M&M’s “official” wedding was just a few dozen people, so they’re having a less-official wedding today with more than 100 people at their house.
Since it doesn’t start till 3 and we weren’t up late at the first wedding, we decide to do a little sightseeing. Walt’s choice is to visit the U.S. Military Academy at West Point, some 50 miles south. When we map it out, I see that the academy is very near the Storm King Art Center, a 500-acre outdoor sculpture park that I’ve always wanted to see. Now feels like the perfect time.
West Point is more impressive than I’d have believed, with huge gray granite dorms and mess hall, sweeping views of the Hudson River and the famed parade ground. We take a guided tour, which is the only way to see the grounds for non-military types like us. Since it’s a Saturday, there are weddings and I take a picture of a beautiful bride and groom standing on a stone wall in front of the river. Just lovely.
Walt is busy taking pictures of me in front of some of the many cannons on display. This is not a well-known fact, but I do like cannons and would love to have one on display in my front yard (whenever we actually have a yard again). It’s a long story as to why I became fascinated with cannons but I will say that Walt and I both look at old industrial equipment and farm machines and see not rusting junk but interesting sculptures. I will never have a garden gnome or a pink flamingo in my yard but I would enjoy sitting on a porch and looking out at an early 20th century steam shovel. Part of the appeal is the sheer size of cannons and steam shovels and the like: if you’re going to have yard art, it might as well make a statement.

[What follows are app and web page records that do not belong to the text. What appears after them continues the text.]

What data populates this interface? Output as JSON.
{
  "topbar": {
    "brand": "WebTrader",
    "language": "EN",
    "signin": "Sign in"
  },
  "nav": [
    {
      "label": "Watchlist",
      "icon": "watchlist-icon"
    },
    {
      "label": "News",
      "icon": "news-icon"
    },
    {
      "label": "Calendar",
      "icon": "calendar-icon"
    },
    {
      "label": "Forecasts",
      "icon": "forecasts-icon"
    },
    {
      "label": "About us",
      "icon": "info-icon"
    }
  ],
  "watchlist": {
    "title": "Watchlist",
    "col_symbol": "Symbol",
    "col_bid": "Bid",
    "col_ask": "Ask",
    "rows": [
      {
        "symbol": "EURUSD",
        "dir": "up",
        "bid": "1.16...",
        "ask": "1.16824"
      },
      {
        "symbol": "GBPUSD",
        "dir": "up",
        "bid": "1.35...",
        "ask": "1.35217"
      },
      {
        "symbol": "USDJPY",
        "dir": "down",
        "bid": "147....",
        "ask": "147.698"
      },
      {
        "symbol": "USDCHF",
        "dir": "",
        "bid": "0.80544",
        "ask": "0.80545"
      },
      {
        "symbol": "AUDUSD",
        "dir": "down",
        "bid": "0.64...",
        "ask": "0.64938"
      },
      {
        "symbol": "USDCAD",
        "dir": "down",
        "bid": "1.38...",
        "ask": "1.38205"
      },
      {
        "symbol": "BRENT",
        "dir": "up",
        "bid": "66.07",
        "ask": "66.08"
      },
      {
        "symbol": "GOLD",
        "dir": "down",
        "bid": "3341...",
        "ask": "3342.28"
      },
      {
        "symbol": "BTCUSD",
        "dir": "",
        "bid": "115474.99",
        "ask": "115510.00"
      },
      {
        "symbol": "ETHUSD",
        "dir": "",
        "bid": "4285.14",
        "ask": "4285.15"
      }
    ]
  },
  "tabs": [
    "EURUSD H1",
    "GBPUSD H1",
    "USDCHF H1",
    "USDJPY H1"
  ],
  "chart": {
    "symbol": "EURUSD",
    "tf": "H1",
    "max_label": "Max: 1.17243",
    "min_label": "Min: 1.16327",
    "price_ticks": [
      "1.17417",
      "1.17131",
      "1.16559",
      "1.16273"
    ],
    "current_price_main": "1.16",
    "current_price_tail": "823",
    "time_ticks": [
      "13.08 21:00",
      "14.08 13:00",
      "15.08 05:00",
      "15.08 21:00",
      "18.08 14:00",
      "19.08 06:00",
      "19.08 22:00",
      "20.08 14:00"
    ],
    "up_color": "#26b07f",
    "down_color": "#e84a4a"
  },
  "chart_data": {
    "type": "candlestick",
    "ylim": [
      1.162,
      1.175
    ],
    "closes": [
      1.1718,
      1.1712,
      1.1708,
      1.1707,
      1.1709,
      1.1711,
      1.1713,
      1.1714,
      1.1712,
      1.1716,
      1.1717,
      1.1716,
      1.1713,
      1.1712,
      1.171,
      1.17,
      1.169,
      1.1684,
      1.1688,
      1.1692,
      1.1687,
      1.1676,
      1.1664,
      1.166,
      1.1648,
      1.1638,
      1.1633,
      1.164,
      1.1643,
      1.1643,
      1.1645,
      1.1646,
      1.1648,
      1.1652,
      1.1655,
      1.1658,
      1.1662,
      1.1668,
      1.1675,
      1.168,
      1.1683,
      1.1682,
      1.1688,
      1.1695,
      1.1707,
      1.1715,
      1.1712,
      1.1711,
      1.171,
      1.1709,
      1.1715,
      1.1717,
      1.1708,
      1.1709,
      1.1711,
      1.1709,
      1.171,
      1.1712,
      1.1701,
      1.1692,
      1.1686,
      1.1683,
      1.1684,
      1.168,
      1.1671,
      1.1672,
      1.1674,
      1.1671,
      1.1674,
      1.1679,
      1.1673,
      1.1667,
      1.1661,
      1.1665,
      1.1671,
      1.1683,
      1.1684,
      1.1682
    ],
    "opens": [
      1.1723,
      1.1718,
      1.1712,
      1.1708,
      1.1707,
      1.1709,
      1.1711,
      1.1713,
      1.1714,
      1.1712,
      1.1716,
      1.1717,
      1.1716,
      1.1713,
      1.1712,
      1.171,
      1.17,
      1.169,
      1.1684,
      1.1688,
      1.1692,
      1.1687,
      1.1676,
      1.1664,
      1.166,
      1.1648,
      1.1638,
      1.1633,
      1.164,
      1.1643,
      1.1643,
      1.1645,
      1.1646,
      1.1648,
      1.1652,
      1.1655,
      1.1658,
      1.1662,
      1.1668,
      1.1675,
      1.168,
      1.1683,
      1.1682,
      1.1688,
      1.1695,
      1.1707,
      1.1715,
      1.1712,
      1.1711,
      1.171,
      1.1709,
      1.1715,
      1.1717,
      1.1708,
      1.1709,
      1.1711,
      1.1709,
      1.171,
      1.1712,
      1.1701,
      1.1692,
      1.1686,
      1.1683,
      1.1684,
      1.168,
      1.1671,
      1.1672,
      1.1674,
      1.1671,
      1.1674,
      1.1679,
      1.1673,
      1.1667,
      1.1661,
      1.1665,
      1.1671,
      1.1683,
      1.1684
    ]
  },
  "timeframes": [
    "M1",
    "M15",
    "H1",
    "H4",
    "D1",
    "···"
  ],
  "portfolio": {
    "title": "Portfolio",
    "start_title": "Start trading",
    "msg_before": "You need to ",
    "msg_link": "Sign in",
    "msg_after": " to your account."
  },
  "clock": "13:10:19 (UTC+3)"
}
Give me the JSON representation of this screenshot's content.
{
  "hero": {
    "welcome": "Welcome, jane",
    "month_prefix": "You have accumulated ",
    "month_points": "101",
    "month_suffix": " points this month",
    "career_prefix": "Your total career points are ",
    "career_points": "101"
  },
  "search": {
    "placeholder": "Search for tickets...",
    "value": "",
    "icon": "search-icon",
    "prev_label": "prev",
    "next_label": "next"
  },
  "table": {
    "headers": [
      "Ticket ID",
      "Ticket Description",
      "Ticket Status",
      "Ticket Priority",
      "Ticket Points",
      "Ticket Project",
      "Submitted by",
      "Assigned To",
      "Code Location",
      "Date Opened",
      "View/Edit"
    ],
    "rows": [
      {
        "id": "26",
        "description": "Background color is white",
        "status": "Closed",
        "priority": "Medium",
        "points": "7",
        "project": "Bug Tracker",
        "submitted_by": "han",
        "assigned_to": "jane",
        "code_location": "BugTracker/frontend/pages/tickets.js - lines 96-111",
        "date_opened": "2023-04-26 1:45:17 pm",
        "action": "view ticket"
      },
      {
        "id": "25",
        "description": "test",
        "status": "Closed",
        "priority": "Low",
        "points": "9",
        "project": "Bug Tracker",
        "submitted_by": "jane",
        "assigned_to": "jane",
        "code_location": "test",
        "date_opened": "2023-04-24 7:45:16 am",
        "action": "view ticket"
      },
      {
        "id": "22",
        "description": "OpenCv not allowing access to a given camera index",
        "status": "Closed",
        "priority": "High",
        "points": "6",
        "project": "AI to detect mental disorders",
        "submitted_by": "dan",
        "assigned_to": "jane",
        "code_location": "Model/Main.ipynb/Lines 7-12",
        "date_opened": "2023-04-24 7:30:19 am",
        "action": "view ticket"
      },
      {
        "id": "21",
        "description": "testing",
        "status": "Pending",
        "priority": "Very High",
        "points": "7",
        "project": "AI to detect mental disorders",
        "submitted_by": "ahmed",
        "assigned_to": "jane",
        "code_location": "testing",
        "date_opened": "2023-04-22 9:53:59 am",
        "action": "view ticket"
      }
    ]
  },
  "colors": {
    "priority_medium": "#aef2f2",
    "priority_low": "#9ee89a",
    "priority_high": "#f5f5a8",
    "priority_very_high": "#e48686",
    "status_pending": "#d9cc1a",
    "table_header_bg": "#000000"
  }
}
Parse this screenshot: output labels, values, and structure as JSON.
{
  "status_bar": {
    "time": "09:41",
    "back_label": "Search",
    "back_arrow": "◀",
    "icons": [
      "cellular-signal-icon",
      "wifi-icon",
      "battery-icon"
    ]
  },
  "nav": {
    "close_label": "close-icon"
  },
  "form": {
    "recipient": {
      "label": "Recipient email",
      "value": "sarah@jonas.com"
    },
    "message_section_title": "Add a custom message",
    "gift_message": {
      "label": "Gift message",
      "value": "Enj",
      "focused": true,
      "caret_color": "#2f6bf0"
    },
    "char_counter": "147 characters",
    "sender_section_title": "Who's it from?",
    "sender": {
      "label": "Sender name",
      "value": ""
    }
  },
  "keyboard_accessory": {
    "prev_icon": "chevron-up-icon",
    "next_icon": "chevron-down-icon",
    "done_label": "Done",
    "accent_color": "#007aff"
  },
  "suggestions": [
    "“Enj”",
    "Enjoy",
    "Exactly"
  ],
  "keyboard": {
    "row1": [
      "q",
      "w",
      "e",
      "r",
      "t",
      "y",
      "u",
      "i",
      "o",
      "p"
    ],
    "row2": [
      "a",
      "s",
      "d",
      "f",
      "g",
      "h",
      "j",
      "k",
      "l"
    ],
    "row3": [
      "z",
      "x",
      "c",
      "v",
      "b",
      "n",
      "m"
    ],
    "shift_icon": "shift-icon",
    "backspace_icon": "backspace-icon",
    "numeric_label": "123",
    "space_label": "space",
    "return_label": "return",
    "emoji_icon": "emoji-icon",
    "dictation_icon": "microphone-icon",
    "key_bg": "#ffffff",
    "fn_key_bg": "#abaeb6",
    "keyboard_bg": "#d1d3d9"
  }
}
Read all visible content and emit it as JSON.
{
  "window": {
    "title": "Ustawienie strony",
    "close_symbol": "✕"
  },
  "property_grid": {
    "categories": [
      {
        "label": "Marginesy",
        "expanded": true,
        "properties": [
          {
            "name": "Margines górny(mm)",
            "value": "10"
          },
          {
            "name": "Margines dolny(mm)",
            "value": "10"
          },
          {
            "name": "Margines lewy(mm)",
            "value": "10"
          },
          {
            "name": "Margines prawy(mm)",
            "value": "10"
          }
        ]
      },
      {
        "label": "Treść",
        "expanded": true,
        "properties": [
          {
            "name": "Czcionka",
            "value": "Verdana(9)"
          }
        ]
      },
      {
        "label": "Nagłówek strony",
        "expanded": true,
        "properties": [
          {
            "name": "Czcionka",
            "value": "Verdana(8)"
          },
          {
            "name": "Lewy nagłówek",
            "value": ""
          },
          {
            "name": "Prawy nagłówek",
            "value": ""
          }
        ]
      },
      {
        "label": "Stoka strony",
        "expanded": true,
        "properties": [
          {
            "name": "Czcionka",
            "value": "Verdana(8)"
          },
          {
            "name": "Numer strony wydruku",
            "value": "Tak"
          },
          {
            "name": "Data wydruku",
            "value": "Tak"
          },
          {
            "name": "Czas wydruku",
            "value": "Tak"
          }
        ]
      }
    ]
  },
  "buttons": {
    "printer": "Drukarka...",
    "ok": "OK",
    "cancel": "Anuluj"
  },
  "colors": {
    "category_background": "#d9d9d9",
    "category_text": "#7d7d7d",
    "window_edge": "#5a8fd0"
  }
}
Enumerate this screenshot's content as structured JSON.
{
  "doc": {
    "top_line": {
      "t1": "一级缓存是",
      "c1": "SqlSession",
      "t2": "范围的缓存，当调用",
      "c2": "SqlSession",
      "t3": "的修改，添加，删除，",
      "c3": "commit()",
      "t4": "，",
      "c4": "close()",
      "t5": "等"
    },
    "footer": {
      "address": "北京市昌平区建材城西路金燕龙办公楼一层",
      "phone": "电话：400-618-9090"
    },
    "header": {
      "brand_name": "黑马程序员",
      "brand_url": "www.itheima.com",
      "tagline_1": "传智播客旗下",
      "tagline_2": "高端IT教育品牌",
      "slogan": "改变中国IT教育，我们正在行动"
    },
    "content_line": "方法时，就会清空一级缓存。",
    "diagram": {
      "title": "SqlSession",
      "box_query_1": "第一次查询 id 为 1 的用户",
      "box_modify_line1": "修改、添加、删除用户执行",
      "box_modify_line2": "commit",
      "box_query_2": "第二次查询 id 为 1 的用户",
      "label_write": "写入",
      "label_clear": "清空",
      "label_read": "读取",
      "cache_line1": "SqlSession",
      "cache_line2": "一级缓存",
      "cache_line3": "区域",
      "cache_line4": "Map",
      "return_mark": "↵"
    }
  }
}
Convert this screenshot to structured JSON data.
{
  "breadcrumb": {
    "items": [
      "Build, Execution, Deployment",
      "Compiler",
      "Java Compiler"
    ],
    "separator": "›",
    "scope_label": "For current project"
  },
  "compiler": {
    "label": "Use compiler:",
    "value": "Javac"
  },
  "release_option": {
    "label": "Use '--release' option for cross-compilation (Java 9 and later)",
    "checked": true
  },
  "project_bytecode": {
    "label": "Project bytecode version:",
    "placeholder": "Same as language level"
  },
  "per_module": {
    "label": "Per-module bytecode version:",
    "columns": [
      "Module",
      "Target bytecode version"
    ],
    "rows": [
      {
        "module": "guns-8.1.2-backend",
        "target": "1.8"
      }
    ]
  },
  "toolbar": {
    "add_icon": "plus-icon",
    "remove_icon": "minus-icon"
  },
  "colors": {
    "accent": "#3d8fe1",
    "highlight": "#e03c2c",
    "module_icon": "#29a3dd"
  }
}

Which brings us to Storm King. Now here is yard art that makes a statement. Among the many pieces we enjoy are several by Mark di Suvero an artist who “often works on an architectural, monumental scale, creating spatially dynamic sculptures largely from industrial steel I-beams, each weighing many tons,” as the Storm King website lays out. “His primary tools are the crane, the cherry picker, and cutting and welding torches.” This seems like a guy who would understand a cannon in a front yard.
George Cutts’s Sea Change also is a standout – two curving steel poles that turn slowly in opposite directions. According to Storm King’s website, this is its only motorized sculpture and it’s just hypnotic to watch. The website says Cutts is a deep-sea diver who wanted the steel poles to resemble seaweed floating on the tide. I can see that.
We hike our way up a hill, come over a rise and look down on Menashe Kadishman’s Suspended, comprised of two huge, rusted steel cubes, the smaller of the two hanging suspended from the first. “I’ve got to go see that one,” Walt says and I take a picture of him – all 6 feet 5 inches – standing under the suspended piece, marveling at the engineering underlying the sculpture.
Rain is threatening so we head up yet another hill toward the museum/visitor’s center, as do a number of other people. I don’t really want to be standing around inside with a bunch of wet people and, guessing the rain shower will pass quickly, we grab a couple of chairs that are scattered about the patio behind the building and wait it out, sitting and dry, under the shelter of some large trees.
Once the storm passes, we meander our way back to our car, pausing to admire more di Suveros, a Henry Moore, some David Smiths and an Alexander Calder in the distance.
Next stop is M&M’s wedding, part 2: the pig roast. We arrive just as another rain shower departs and the pig is being served. Matt and Monica re-enact their wedding vows with a close friend “officiating.” Monica is wearing her beautiful long wedding dress again but Matt is clad more typically in shorts and t-shirt with a buff on his head. During the re-enactment, their friend Dan notes that it’s the little things that make us fall in love: with Matt it was when Monica brought him coffee in bed. With Monica, it was when Matt replaced the empty toilet paper roll.
It’s funny the things that endear us to our spouses and our closest friends.